*EXERCISE GOAL*
Return, from the data that follows, each line that holds the word "expanded".

*DATA FOR REVIEW*
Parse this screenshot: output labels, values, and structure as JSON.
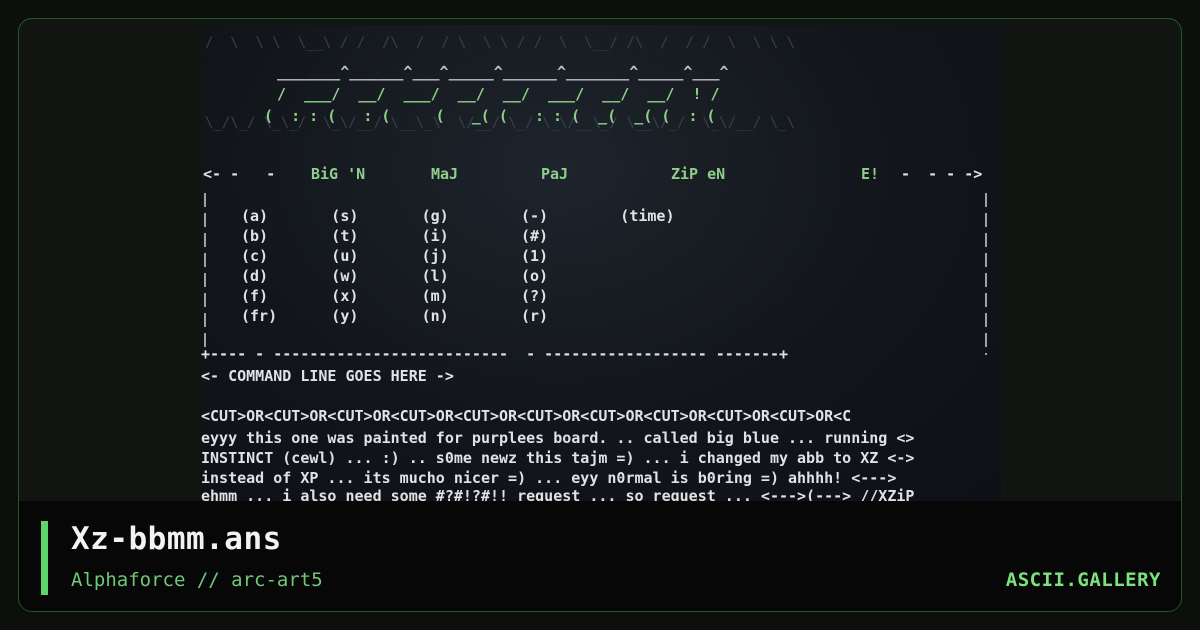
{
  "artwork": {
    "title": "Xz-bbmm.ans",
    "subtitle": "Alphaforce // arc-art5",
    "site": "ASCII.GALLERY"
  },
  "ansi_lines": {
    "logo_top": "_______^______^___^_____^______^_______^_____^___^",
    "logo_mid": "  /  ___/  __/  ___/  __/  __/  ___/  __/  __/  ! /",
    "logo_bot": " (  : : (   : (     (   _( (   : : (  _(  _( (  : (",
    "header_left": "<- -   -",
    "header_bigm": "BiG 'N",
    "header_majx": "MaJ",
    "header_paj": "PaJ",
    "header_zip": "ZiP eN",
    "header_e": "E!",
    "header_right": "-  - - ->",
    "menu_rows": [
      "(a)       (s)       (g)        (-)        (time)",
      "(b)       (t)       (i)        (#)",
      "(c)       (u)       (j)        (1)",
      "(d)       (w)       (l)        (o)",
      "(f)       (x)       (m)        (?)",
      "(fr)      (y)       (n)        (r)"
    ],
    "border_line": "+---- - --------------------------  - ------------------ -------+",
    "command": "<- COMMAND LINE GOES HERE ->",
    "cut_line": "<CUT>OR<CUT>OR<CUT>OR<CUT>OR<CUT>OR<CUT>OR<CUT>OR<CUT>OR<CUT>OR<CUT>OR<C",
    "text_lines": [
      "eyyy this one was painted for purplees board. .. called big blue ... running <>",
      "INSTINCT (cewl) ... :) .. s0me newz this tajm =) ... i changed my abb to XZ <->",
      "instead of XP ... its mucho nicer =) ... eyy n0rmal is b0ring =) ahhhh! <--->",
      "ehmm ,,. i also need some #?#!?#!! request ... so request ... <--->(---> //XZiP"
    ]
  }
}
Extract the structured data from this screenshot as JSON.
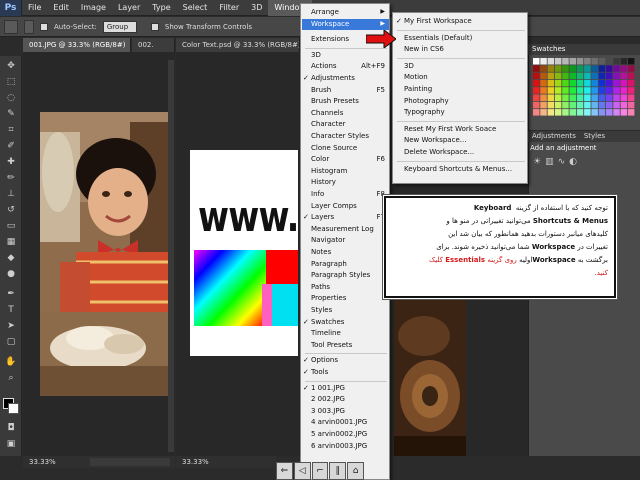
{
  "menubar": {
    "logo": "Ps",
    "items": [
      "File",
      "Edit",
      "Image",
      "Layer",
      "Type",
      "Select",
      "Filter",
      "3D",
      "Window"
    ],
    "active": "Window"
  },
  "options": {
    "auto_select": "Auto-Select:",
    "group": "Group",
    "show_transform": "Show Transform Controls"
  },
  "tabs": {
    "left": "001.JPG @ 33.3% (RGB/8#)",
    "left2": "002.",
    "right": "Color Text.psd @ 33.3% (RGB/8#)"
  },
  "status": {
    "left_zoom": "33.33%",
    "right_zoom": "33.33%"
  },
  "canvas": {
    "www": "www.Le"
  },
  "panels": {
    "swatches": "Swatches",
    "adjustments_tab": "Adjustments",
    "styles_tab": "Styles",
    "adjustments_title": "Add an adjustment"
  },
  "window_menu": {
    "items": [
      {
        "label": "Arrange",
        "arrow": true
      },
      {
        "label": "Workspace",
        "arrow": true,
        "highlight": true
      },
      {
        "label": "Extensions",
        "arrow": true
      },
      {
        "label": "3D"
      },
      {
        "label": "Actions",
        "shortcut": "Alt+F9"
      },
      {
        "label": "Adjustments",
        "check": true
      },
      {
        "label": "Brush",
        "shortcut": "F5"
      },
      {
        "label": "Brush Presets"
      },
      {
        "label": "Channels"
      },
      {
        "label": "Character"
      },
      {
        "label": "Character Styles"
      },
      {
        "label": "Clone Source"
      },
      {
        "label": "Color",
        "shortcut": "F6"
      },
      {
        "label": "Histogram"
      },
      {
        "label": "History"
      },
      {
        "label": "Info",
        "shortcut": "F8"
      },
      {
        "label": "Layer Comps"
      },
      {
        "label": "Layers",
        "shortcut": "F7",
        "check": true
      },
      {
        "label": "Measurement Log"
      },
      {
        "label": "Navigator"
      },
      {
        "label": "Notes"
      },
      {
        "label": "Paragraph"
      },
      {
        "label": "Paragraph Styles"
      },
      {
        "label": "Paths"
      },
      {
        "label": "Properties"
      },
      {
        "label": "Styles"
      },
      {
        "label": "Swatches",
        "check": true
      },
      {
        "label": "Timeline"
      },
      {
        "label": "Tool Presets"
      },
      {
        "label": "Options",
        "check": true
      },
      {
        "label": "Tools",
        "check": true
      },
      {
        "label": "1 001.JPG",
        "check": true
      },
      {
        "label": "2 002.JPG"
      },
      {
        "label": "3 003.JPG"
      },
      {
        "label": "4 arvin0001.JPG"
      },
      {
        "label": "5 arvin0002.JPG"
      },
      {
        "label": "6 arvin0003.JPG"
      }
    ]
  },
  "workspace_menu": {
    "items": [
      {
        "label": "My First Workspace",
        "check": true
      },
      {
        "label": "Essentials (Default)"
      },
      {
        "label": "New in CS6"
      },
      {
        "label": "3D"
      },
      {
        "label": "Motion"
      },
      {
        "label": "Painting"
      },
      {
        "label": "Photography"
      },
      {
        "label": "Typography"
      },
      {
        "label": "Reset My First Work Soace"
      },
      {
        "label": "New Workspace..."
      },
      {
        "label": "Delete Workspace..."
      },
      {
        "label": "Keyboard Shortcuts & Menus..."
      }
    ]
  },
  "note": {
    "line1_a": "توجه کنید که با استفاده از گزینه",
    "line1_b": "Keyboard",
    "line2_a": "Shortcuts & Menus",
    "line2_b": "می‌توانید تغییراتی در منو ها و",
    "line3": "کلیدهای میانبر دستورات بدهید همانطور که بیان شد این",
    "line4_a": "تغییرات در",
    "line4_b": "Workspace",
    "line4_c": "شما می‌توانید ذخیره شوند. برای",
    "line5_a": "برگشت به",
    "line5_b": "Workspace",
    "line5_c": "اولیه",
    "line5_d": "روی گزینه",
    "line5_e": "Essentials",
    "line5_f": "کلیک",
    "line6": "کنید."
  },
  "colors": {
    "menu_highlight": "#3879d9",
    "arrow_red": "#e01010",
    "note_red": "#d21a1a"
  }
}
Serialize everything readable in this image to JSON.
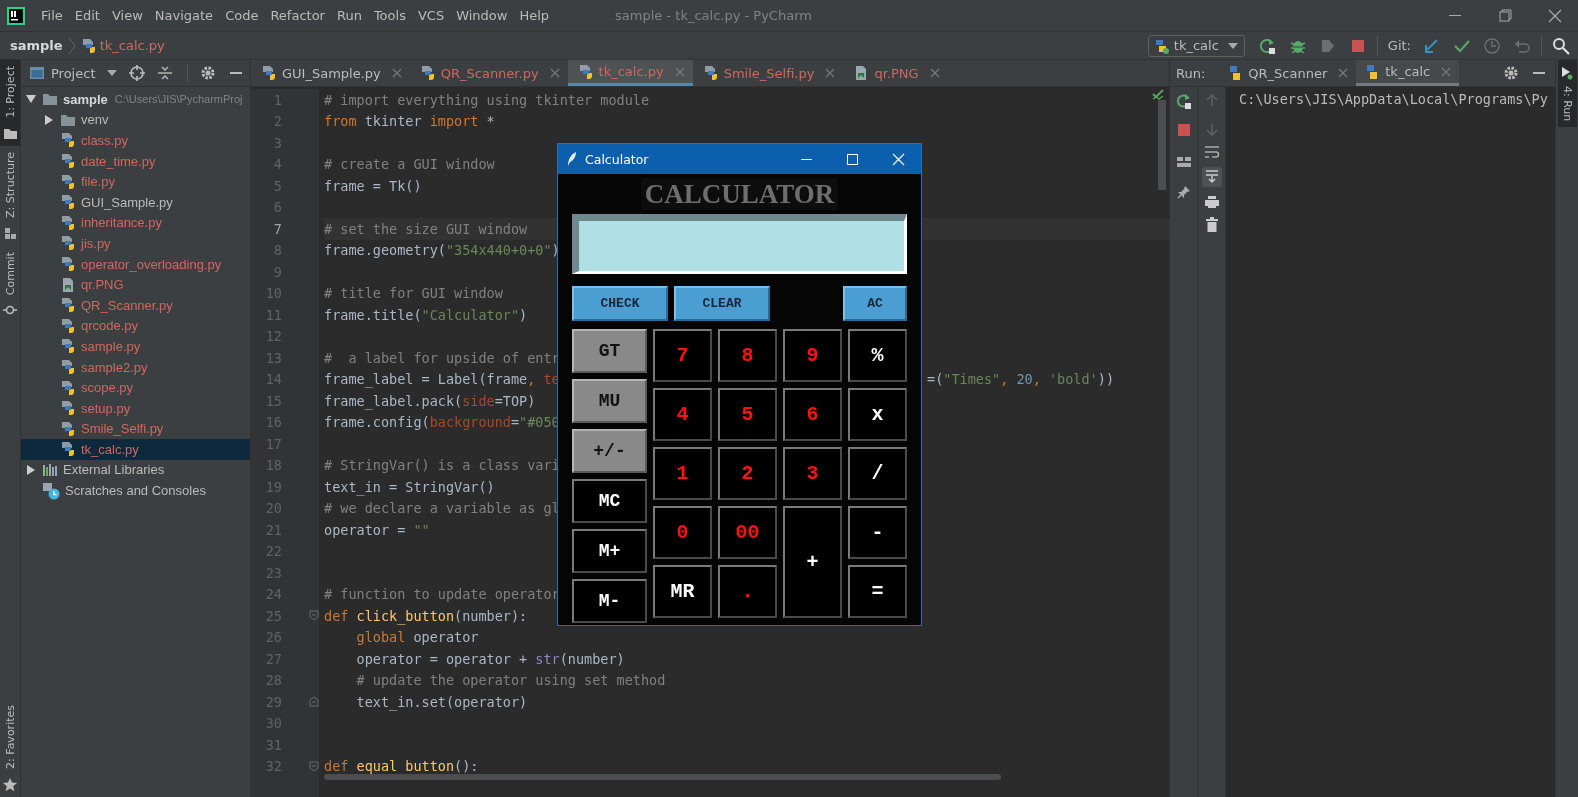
{
  "menu_bar": {
    "items": [
      "File",
      "Edit",
      "View",
      "Navigate",
      "Code",
      "Refactor",
      "Run",
      "Tools",
      "VCS",
      "Window",
      "Help"
    ],
    "title": "sample - tk_calc.py - PyCharm"
  },
  "navigation_bar": {
    "breadcrumbs": [
      {
        "label": "sample",
        "kind": "folder",
        "color": "#d8d8d8"
      },
      {
        "label": "tk_calc.py",
        "kind": "python",
        "color": "#d2665f"
      }
    ],
    "run_config": "tk_calc",
    "git_label": "Git:"
  },
  "left_stripe": {
    "tabs": [
      {
        "label": "1: Project",
        "kind": "project",
        "selected": true
      },
      {
        "label": "Z: Structure",
        "kind": "structure",
        "selected": false
      },
      {
        "label": "Commit",
        "kind": "commit",
        "selected": false
      }
    ],
    "bottom_tabs": [
      {
        "label": "2: Favorites",
        "kind": "favorites",
        "selected": false
      }
    ]
  },
  "project_panel": {
    "title": "Project",
    "tree": [
      {
        "label": "sample",
        "path": "C:\\Users\\JIS\\PycharmProj",
        "kind": "folder",
        "color": "#d8d8d8",
        "expanded": true,
        "selected": false,
        "children": [
          {
            "label": "venv",
            "kind": "folder",
            "color": "#bbbbbb",
            "expanded": false,
            "selected": false
          },
          {
            "label": "class.py",
            "kind": "python",
            "color": "#d2665f",
            "selected": false
          },
          {
            "label": "date_time.py",
            "kind": "python",
            "color": "#d2665f",
            "selected": false
          },
          {
            "label": "file.py",
            "kind": "python",
            "color": "#d2665f",
            "selected": false
          },
          {
            "label": "GUI_Sample.py",
            "kind": "python",
            "color": "#bbbbbb",
            "selected": false
          },
          {
            "label": "inheritance.py",
            "kind": "python",
            "color": "#d2665f",
            "selected": false
          },
          {
            "label": "jis.py",
            "kind": "python",
            "color": "#d2665f",
            "selected": false
          },
          {
            "label": "operator_overloading.py",
            "kind": "python",
            "color": "#d2665f",
            "selected": false
          },
          {
            "label": "qr.PNG",
            "kind": "image",
            "color": "#d2665f",
            "selected": false
          },
          {
            "label": "QR_Scanner.py",
            "kind": "python",
            "color": "#d2665f",
            "selected": false
          },
          {
            "label": "qrcode.py",
            "kind": "python",
            "color": "#d2665f",
            "selected": false
          },
          {
            "label": "sample.py",
            "kind": "python",
            "color": "#d2665f",
            "selected": false
          },
          {
            "label": "sample2.py",
            "kind": "python",
            "color": "#d2665f",
            "selected": false
          },
          {
            "label": "scope.py",
            "kind": "python",
            "color": "#d2665f",
            "selected": false
          },
          {
            "label": "setup.py",
            "kind": "python",
            "color": "#d2665f",
            "selected": false
          },
          {
            "label": "Smile_Selfi.py",
            "kind": "python",
            "color": "#d2665f",
            "selected": false
          },
          {
            "label": "tk_calc.py",
            "kind": "python",
            "color": "#d2665f",
            "selected": true
          }
        ]
      },
      {
        "label": "External Libraries",
        "kind": "library",
        "color": "#bbbbbb",
        "expanded": false,
        "selected": false
      },
      {
        "label": "Scratches and Consoles",
        "kind": "scratch",
        "color": "#bbbbbb",
        "selected": false
      }
    ]
  },
  "editor": {
    "tabs": [
      {
        "label": "GUI_Sample.py",
        "kind": "python",
        "color": "#bbbbbb",
        "selected": false
      },
      {
        "label": "QR_Scanner.py",
        "kind": "python",
        "color": "#d2665f",
        "selected": false
      },
      {
        "label": "tk_calc.py",
        "kind": "python",
        "color": "#d2665f",
        "selected": true
      },
      {
        "label": "Smile_Selfi.py",
        "kind": "python",
        "color": "#d2665f",
        "selected": false
      },
      {
        "label": "qr.PNG",
        "kind": "image",
        "color": "#d2665f",
        "selected": false
      }
    ],
    "lines": [
      {
        "number": "1",
        "current": false,
        "left": [
          {
            "kind": "comment",
            "text": "# import everything using tkinter module"
          }
        ]
      },
      {
        "number": "2",
        "current": false,
        "left": [
          {
            "kind": "keyword",
            "text": "from"
          },
          {
            "kind": "plain",
            "text": " tkinter "
          },
          {
            "kind": "keyword",
            "text": "import"
          },
          {
            "kind": "plain",
            "text": " *"
          }
        ]
      },
      {
        "number": "3",
        "current": false
      },
      {
        "number": "4",
        "current": false,
        "left": [
          {
            "kind": "comment",
            "text": "# create a GUI window"
          }
        ]
      },
      {
        "number": "5",
        "current": false,
        "left": [
          {
            "kind": "plain",
            "text": "frame = Tk()"
          }
        ]
      },
      {
        "number": "6",
        "current": false
      },
      {
        "number": "7",
        "current": true,
        "left": [
          {
            "kind": "comment",
            "text": "# set the size GUI window"
          }
        ]
      },
      {
        "number": "8",
        "current": false,
        "left": [
          {
            "kind": "plain",
            "text": "frame.geometry("
          },
          {
            "kind": "string",
            "text": "\"354x440+0+0\""
          },
          {
            "kind": "plain",
            "text": ")"
          }
        ]
      },
      {
        "number": "9",
        "current": false
      },
      {
        "number": "10",
        "current": false,
        "left": [
          {
            "kind": "comment",
            "text": "# title for GUI window"
          }
        ]
      },
      {
        "number": "11",
        "current": false,
        "left": [
          {
            "kind": "plain",
            "text": "frame.title("
          },
          {
            "kind": "string",
            "text": "\"Calculator\""
          },
          {
            "kind": "plain",
            "text": ")"
          }
        ]
      },
      {
        "number": "12",
        "current": false
      },
      {
        "number": "13",
        "current": false,
        "left": [
          {
            "kind": "comment",
            "text": "#  a label for upside of entr"
          }
        ]
      },
      {
        "number": "14",
        "current": false,
        "left": [
          {
            "kind": "plain",
            "text": "frame_label = Label(frame"
          },
          {
            "kind": "keyword",
            "text": ", "
          },
          {
            "kind": "kwarg",
            "text": "te"
          }
        ],
        "right": [
          {
            "kind": "plain",
            "text": "=("
          },
          {
            "kind": "string",
            "text": "\"Times\""
          },
          {
            "kind": "keyword",
            "text": ", "
          },
          {
            "kind": "number",
            "text": "20"
          },
          {
            "kind": "keyword",
            "text": ", "
          },
          {
            "kind": "string",
            "text": "'bold'"
          },
          {
            "kind": "plain",
            "text": "))"
          }
        ]
      },
      {
        "number": "15",
        "current": false,
        "left": [
          {
            "kind": "plain",
            "text": "frame_label.pack("
          },
          {
            "kind": "kwarg",
            "text": "side"
          },
          {
            "kind": "plain",
            "text": "=TOP)"
          }
        ]
      },
      {
        "number": "16",
        "current": false,
        "left": [
          {
            "kind": "plain",
            "text": "frame.config("
          },
          {
            "kind": "kwarg",
            "text": "background"
          },
          {
            "kind": "plain",
            "text": "="
          },
          {
            "kind": "string",
            "text": "\"#050"
          }
        ]
      },
      {
        "number": "17",
        "current": false
      },
      {
        "number": "18",
        "current": false,
        "left": [
          {
            "kind": "comment",
            "text": "# StringVar() is a class vari"
          }
        ]
      },
      {
        "number": "19",
        "current": false,
        "left": [
          {
            "kind": "plain",
            "text": "text_in = StringVar()"
          }
        ]
      },
      {
        "number": "20",
        "current": false,
        "left": [
          {
            "kind": "comment",
            "text": "# we declare a variable as gl"
          }
        ]
      },
      {
        "number": "21",
        "current": false,
        "left": [
          {
            "kind": "plain",
            "text": "operator = "
          },
          {
            "kind": "string",
            "text": "\"\""
          }
        ]
      },
      {
        "number": "22",
        "current": false
      },
      {
        "number": "23",
        "current": false
      },
      {
        "number": "24",
        "current": false,
        "left": [
          {
            "kind": "comment",
            "text": "# function to update operator"
          }
        ]
      },
      {
        "number": "25",
        "current": false,
        "fold_open": true,
        "left": [
          {
            "kind": "keyword",
            "text": "def "
          },
          {
            "kind": "function",
            "text": "click_button"
          },
          {
            "kind": "plain",
            "text": "(number):"
          }
        ]
      },
      {
        "number": "26",
        "current": false,
        "left": [
          {
            "kind": "keyword",
            "text": "    global"
          },
          {
            "kind": "plain",
            "text": " operator"
          }
        ]
      },
      {
        "number": "27",
        "current": false,
        "left": [
          {
            "kind": "plain",
            "text": "    operator = operator + "
          },
          {
            "kind": "builtin",
            "text": "str"
          },
          {
            "kind": "plain",
            "text": "(number)"
          }
        ]
      },
      {
        "number": "28",
        "current": false,
        "left": [
          {
            "kind": "comment",
            "text": "    # update the operator using set method"
          }
        ]
      },
      {
        "number": "29",
        "current": false,
        "fold_close": true,
        "left": [
          {
            "kind": "plain",
            "text": "    text_in.set(operator)"
          }
        ]
      },
      {
        "number": "30",
        "current": false
      },
      {
        "number": "31",
        "current": false
      },
      {
        "number": "32",
        "current": false,
        "fold_open": true,
        "left": [
          {
            "kind": "keyword",
            "text": "def "
          },
          {
            "kind": "function",
            "text": "equal_button"
          },
          {
            "kind": "plain",
            "text": "():"
          }
        ]
      }
    ]
  },
  "calculator": {
    "title": "Calculator",
    "heading": "CALCULATOR",
    "top_buttons": [
      {
        "label": "CHECK"
      },
      {
        "label": "CLEAR"
      },
      {
        "label": "AC"
      }
    ],
    "side_buttons": [
      {
        "label": "GT",
        "kind": "function"
      },
      {
        "label": "MU",
        "kind": "function"
      },
      {
        "label": "+/-",
        "kind": "function"
      },
      {
        "label": "MC",
        "kind": "memory"
      },
      {
        "label": "M+",
        "kind": "memory"
      },
      {
        "label": "M-",
        "kind": "memory"
      }
    ],
    "keypad": [
      {
        "label": "7",
        "kind": "digit",
        "tall": false
      },
      {
        "label": "4",
        "kind": "digit",
        "tall": false
      },
      {
        "label": "1",
        "kind": "digit",
        "tall": false
      },
      {
        "label": "0",
        "kind": "digit",
        "tall": false
      },
      {
        "label": "MR",
        "kind": "memory",
        "tall": false
      },
      {
        "label": "8",
        "kind": "digit",
        "tall": false
      },
      {
        "label": "5",
        "kind": "digit",
        "tall": false
      },
      {
        "label": "2",
        "kind": "digit",
        "tall": false
      },
      {
        "label": "00",
        "kind": "digit",
        "tall": false
      },
      {
        "label": ".",
        "kind": "digit",
        "tall": false
      },
      {
        "label": "9",
        "kind": "digit",
        "tall": false
      },
      {
        "label": "6",
        "kind": "digit",
        "tall": false
      },
      {
        "label": "3",
        "kind": "digit",
        "tall": false
      },
      {
        "label": "+",
        "kind": "operator",
        "tall": true
      },
      {
        "label": "%",
        "kind": "operator",
        "tall": false
      },
      {
        "label": "x",
        "kind": "operator",
        "tall": false
      },
      {
        "label": "/",
        "kind": "operator",
        "tall": false
      },
      {
        "label": "-",
        "kind": "operator",
        "tall": false
      },
      {
        "label": "=",
        "kind": "operator",
        "tall": false
      }
    ]
  },
  "run_panel": {
    "label": "Run:",
    "tabs": [
      {
        "label": "QR_Scanner",
        "selected": false
      },
      {
        "label": "tk_calc",
        "selected": true
      }
    ],
    "output": [
      "C:\\Users\\JIS\\AppData\\Local\\Programs\\Py"
    ]
  },
  "right_stripe": {
    "tabs": [
      {
        "label": "4: Run",
        "selected": true
      }
    ]
  }
}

*OUTPUT FOR THIS EXERCISE*
        "expanded": true,
            "expanded": false,
        "expanded": false,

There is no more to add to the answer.